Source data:
:::

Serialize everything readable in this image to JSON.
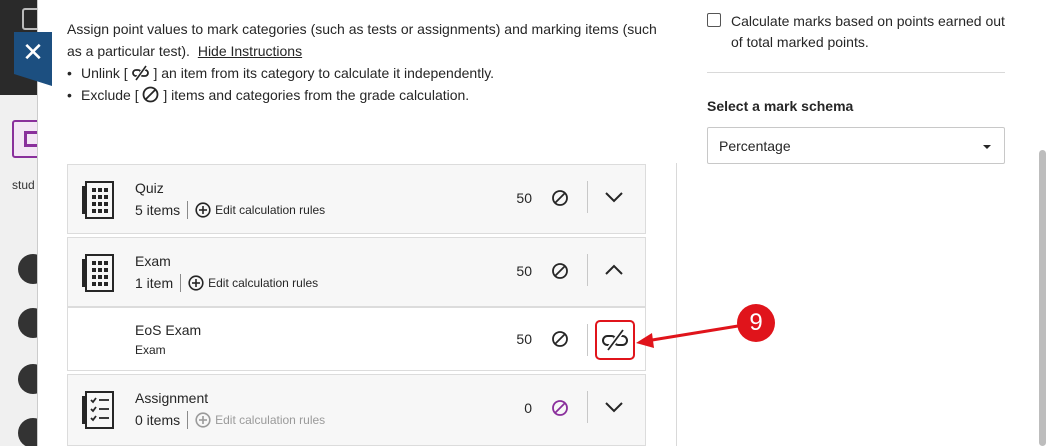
{
  "instructions": {
    "text": "Assign point values to mark categories (such as tests or assignments) and marking items (such as a particular test).",
    "hide_link": "Hide Instructions",
    "bullet_unlink_pre": "Unlink [",
    "bullet_unlink_post": "] an item from its category to calculate it independently.",
    "bullet_exclude_pre": "Exclude [",
    "bullet_exclude_post": "] items and categories from the grade calculation."
  },
  "right_panel": {
    "calc_checkbox_label": "Calculate marks based on points earned out of total marked points.",
    "schema_label": "Select a mark schema",
    "schema_value": "Percentage"
  },
  "background": {
    "student_text": "stud"
  },
  "close_label": "✕",
  "rows": [
    {
      "title": "Quiz",
      "count": "5 items",
      "rules": "Edit calculation rules",
      "points": "50",
      "icon": "quiz-calculator-icon",
      "toggle": "chevron-down-icon"
    },
    {
      "title": "Exam",
      "count": "1 item",
      "rules": "Edit calculation rules",
      "points": "50",
      "icon": "exam-calculator-icon",
      "toggle": "chevron-up-icon"
    },
    {
      "title": "EoS Exam",
      "subtitle": "Exam",
      "points": "50",
      "toggle": "unlink-icon"
    },
    {
      "title": "Assignment",
      "count": "0 items",
      "rules": "Edit calculation rules",
      "points": "0",
      "icon": "checklist-icon",
      "toggle": "chevron-down-icon"
    }
  ],
  "annotation": {
    "number": "9"
  },
  "colors": {
    "accent_red": "#e0141b",
    "close_tab": "#1c4f80",
    "purple": "#8a2f9c"
  }
}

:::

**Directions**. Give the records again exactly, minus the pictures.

**Solution below**.
Serialize everything readable in this image to JSON.
{
  "instructions": {
    "text": "Assign point values to mark categories (such as tests or assignments) and marking items (such as a particular test).",
    "hide_link": "Hide Instructions",
    "bullet_unlink_pre": "Unlink [",
    "bullet_unlink_post": "] an item from its category to calculate it independently.",
    "bullet_exclude_pre": "Exclude [",
    "bullet_exclude_post": "] items and categories from the grade calculation."
  },
  "right_panel": {
    "calc_checkbox_label": "Calculate marks based on points earned out of total marked points.",
    "schema_label": "Select a mark schema",
    "schema_value": "Percentage"
  },
  "background": {
    "student_text": "stud"
  },
  "close_label": "✕",
  "rows": [
    {
      "title": "Quiz",
      "count": "5 items",
      "rules": "Edit calculation rules",
      "points": "50",
      "icon": "quiz-calculator-icon",
      "toggle": "chevron-down-icon"
    },
    {
      "title": "Exam",
      "count": "1 item",
      "rules": "Edit calculation rules",
      "points": "50",
      "icon": "exam-calculator-icon",
      "toggle": "chevron-up-icon"
    },
    {
      "title": "EoS Exam",
      "subtitle": "Exam",
      "points": "50",
      "toggle": "unlink-icon"
    },
    {
      "title": "Assignment",
      "count": "0 items",
      "rules": "Edit calculation rules",
      "points": "0",
      "icon": "checklist-icon",
      "toggle": "chevron-down-icon"
    }
  ],
  "annotation": {
    "number": "9"
  },
  "colors": {
    "accent_red": "#e0141b",
    "close_tab": "#1c4f80",
    "purple": "#8a2f9c"
  }
}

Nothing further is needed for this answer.